Start of Dataset entries

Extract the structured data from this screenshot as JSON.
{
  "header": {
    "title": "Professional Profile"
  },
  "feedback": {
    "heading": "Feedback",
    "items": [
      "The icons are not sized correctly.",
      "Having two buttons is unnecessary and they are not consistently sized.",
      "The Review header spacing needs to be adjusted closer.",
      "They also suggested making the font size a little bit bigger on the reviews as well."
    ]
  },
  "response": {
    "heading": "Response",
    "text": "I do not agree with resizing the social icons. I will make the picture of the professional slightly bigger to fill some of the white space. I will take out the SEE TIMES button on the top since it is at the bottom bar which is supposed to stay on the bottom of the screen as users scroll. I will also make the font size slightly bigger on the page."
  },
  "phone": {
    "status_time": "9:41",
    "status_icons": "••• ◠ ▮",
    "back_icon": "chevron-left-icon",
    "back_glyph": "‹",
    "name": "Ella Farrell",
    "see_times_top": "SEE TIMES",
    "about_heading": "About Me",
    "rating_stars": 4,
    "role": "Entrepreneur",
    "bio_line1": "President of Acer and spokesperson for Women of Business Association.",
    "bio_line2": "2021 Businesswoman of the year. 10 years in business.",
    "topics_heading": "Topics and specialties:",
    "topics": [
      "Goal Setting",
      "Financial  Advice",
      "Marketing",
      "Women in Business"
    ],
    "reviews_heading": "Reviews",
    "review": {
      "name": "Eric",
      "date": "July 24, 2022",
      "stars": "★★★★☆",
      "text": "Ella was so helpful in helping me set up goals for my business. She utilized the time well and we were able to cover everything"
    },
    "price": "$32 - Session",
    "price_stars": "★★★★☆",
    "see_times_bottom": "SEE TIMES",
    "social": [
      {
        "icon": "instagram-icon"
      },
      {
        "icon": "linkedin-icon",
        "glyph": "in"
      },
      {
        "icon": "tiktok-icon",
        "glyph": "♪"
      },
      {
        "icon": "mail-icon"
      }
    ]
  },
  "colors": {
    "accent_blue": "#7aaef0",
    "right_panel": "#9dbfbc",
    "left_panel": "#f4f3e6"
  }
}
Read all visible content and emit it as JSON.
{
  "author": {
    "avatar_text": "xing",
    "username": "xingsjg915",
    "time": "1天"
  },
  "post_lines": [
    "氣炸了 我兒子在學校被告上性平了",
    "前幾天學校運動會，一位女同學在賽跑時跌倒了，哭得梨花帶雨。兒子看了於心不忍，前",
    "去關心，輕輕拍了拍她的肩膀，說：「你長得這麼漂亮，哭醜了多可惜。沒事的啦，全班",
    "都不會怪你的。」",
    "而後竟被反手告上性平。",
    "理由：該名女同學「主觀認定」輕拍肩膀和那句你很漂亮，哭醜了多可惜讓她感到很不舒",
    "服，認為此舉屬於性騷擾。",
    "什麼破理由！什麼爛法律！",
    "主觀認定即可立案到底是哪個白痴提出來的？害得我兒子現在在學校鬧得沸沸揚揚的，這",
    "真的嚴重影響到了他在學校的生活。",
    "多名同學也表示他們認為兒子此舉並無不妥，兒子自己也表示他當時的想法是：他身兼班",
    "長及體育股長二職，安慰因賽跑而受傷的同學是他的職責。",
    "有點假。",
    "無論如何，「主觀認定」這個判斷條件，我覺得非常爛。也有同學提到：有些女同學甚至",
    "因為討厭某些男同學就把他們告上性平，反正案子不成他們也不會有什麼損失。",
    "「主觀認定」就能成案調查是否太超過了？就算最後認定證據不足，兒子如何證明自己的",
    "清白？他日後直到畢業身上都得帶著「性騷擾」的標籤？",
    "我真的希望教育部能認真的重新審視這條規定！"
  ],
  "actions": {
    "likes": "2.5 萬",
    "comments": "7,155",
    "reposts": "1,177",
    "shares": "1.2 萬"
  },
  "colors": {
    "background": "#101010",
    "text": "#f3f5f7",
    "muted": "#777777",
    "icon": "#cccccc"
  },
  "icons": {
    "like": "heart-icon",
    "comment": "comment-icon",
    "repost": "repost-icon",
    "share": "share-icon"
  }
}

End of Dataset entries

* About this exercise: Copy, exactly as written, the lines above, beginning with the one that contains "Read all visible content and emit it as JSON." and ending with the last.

* The completed task:
Read all visible content and emit it as JSON.
{
  "author": {
    "avatar_text": "xing",
    "username": "xingsjg915",
    "time": "1天"
  },
  "post_lines": [
    "氣炸了 我兒子在學校被告上性平了",
    "前幾天學校運動會，一位女同學在賽跑時跌倒了，哭得梨花帶雨。兒子看了於心不忍，前",
    "去關心，輕輕拍了拍她的肩膀，說：「你長得這麼漂亮，哭醜了多可惜。沒事的啦，全班",
    "都不會怪你的。」",
    "而後竟被反手告上性平。",
    "理由：該名女同學「主觀認定」輕拍肩膀和那句你很漂亮，哭醜了多可惜讓她感到很不舒",
    "服，認為此舉屬於性騷擾。",
    "什麼破理由！什麼爛法律！",
    "主觀認定即可立案到底是哪個白痴提出來的？害得我兒子現在在學校鬧得沸沸揚揚的，這",
    "真的嚴重影響到了他在學校的生活。",
    "多名同學也表示他們認為兒子此舉並無不妥，兒子自己也表示他當時的想法是：他身兼班",
    "長及體育股長二職，安慰因賽跑而受傷的同學是他的職責。",
    "有點假。",
    "無論如何，「主觀認定」這個判斷條件，我覺得非常爛。也有同學提到：有些女同學甚至",
    "因為討厭某些男同學就把他們告上性平，反正案子不成他們也不會有什麼損失。",
    "「主觀認定」就能成案調查是否太超過了？就算最後認定證據不足，兒子如何證明自己的",
    "清白？他日後直到畢業身上都得帶著「性騷擾」的標籤？",
    "我真的希望教育部能認真的重新審視這條規定！"
  ],
  "actions": {
    "likes": "2.5 萬",
    "comments": "7,155",
    "reposts": "1,177",
    "shares": "1.2 萬"
  },
  "colors": {
    "background": "#101010",
    "text": "#f3f5f7",
    "muted": "#777777",
    "icon": "#cccccc"
  },
  "icons": {
    "like": "heart-icon",
    "comment": "comment-icon",
    "repost": "repost-icon",
    "share": "share-icon"
  }
}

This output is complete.